Assigned task
Pull each line holding the word "Edit" from the data.

Supplied information
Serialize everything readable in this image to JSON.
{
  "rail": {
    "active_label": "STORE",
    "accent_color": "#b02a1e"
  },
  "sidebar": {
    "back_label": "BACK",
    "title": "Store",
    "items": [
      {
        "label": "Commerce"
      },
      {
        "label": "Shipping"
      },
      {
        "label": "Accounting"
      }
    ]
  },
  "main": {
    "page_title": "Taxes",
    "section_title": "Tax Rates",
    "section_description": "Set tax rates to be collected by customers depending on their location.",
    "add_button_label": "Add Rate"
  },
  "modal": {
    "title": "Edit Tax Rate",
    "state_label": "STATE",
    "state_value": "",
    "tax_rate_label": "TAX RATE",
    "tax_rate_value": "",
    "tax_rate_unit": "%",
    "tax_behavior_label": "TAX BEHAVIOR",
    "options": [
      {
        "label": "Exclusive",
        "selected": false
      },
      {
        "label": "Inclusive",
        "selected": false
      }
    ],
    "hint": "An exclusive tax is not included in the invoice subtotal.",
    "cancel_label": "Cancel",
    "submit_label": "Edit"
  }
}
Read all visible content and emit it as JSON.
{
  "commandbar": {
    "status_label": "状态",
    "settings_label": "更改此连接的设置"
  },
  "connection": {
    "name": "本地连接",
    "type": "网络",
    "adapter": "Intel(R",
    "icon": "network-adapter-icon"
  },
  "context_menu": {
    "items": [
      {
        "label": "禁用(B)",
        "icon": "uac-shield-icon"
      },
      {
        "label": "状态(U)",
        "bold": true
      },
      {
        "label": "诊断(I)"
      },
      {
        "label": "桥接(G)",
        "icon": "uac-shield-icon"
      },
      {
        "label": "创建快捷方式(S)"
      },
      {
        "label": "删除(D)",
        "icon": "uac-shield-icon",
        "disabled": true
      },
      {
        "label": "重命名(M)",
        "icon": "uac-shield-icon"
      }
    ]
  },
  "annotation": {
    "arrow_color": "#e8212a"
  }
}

Exercise response
    "title": "Edit Tax Rate",
    "submit_label": "Edit"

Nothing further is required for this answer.